Congressional Investigations

Throughout recent months, we have closely monitored important developments in the courts and on Capitol Hill related to Congress’s power to issue and enforce subpoenas for documents or witness testimony.  As members of the 117th Congress continue to develop legislative and oversight priorities, a number of recent events signal continued uncertainty in congressional subpoena authority and interest in Congress in clarifying and strengthening that authority.  As discussed below, these recent developments hold significant implications for Congress’s ability to compel cooperation with their investigations.

Continue Reading Recent Developments Shed Further Light on Congressional Subpoena Authority

Earlier today, the House Committee on Oversight and Reform’s “Oversight Plan” was published. The Oversight Plan provides a very useful roadmap of the Committee’s investigative priorities and should be seen as a fair warning to the industries and companies identified in the plan.

In a client alert today, we review key portions of the Committee’s

Financial institutions are consistently targets of congressional oversight interest. In the last Congress, House and Senate committees held hearings with, demanded documents from, requested interviews with, and hosted briefings from a number of bank and non-bank financial institutions regarding a variety of issues. In a recent client alert, we looked at recent trends in

Recently, the Senate adopted a power-sharing agreement providing some contours for organizing the equally divided body.  As we have discussed previously, such agreements are very rarely needed.  The Senate has only faced a 50-50 partisan split a handful of times.  The most recent instance, in 2001, prompted the first power-sharing agreement, which served as a

In recent months, we have highlighted key developments on Capitol Hill and discussed the implications of the change in Administration on the pace and focus of congressional investigations.  With a Democratic majority now in both the House and the Senate, investigations targeting the private sector are primed to take center stage in the new Congress.

As the calendar turns from 2020 to 2021, we are taking stock of congressional investigations over the past two years, and assessing events in the recent weeks that help to shed light on the likely trajectory for congressional investigations in 2021.

  • In late October, we considered congressional investigations in the context of the upcoming election.

Understandably, much of the commentary following the release of the Supreme Court’s blockbuster decision in Trump v. Mazars USA, LLP has focused on the impact of the Court’s ruling on the long-running quest for the President’s tax returns and other financial records.  Buried in the Court’s opinion, however, is an easily overlooked aside regarding the

In a unanimous ruling, the D.C. Circuit shed new light this week on the applicability of key federal criminal statutes on proceedings before the Office of Congressional Ethics (“OCE”).  While largely removing the prospect of criminal obstruction liability for parties responding to inquiries from OCE, the court’s opinion is another reminder of the potentially

As we reported in our prior client advisory on the wave of investigations to follow the pandemic, the Coronavirus Aid, Relief, and Economic Security (“CARES”) Act established three new bodies to conduct oversight and investigations on pandemic-related issues.

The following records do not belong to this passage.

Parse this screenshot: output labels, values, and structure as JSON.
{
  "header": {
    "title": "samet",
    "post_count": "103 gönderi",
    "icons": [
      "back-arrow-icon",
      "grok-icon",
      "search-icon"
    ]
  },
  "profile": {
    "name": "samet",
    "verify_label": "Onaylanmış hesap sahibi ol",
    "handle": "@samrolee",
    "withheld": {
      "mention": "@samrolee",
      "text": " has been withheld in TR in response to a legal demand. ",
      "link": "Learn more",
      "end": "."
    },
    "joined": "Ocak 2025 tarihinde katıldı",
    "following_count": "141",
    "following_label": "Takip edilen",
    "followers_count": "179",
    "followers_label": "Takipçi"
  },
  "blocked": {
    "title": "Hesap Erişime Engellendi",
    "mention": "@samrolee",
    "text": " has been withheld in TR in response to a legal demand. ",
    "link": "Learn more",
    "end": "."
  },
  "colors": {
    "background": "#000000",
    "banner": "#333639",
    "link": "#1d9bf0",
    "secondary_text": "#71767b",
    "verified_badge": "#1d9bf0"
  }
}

Separately, House Speaker Nancy Pelosi announced a special committee to conduct additional pandemic-related oversight. In recent weeks,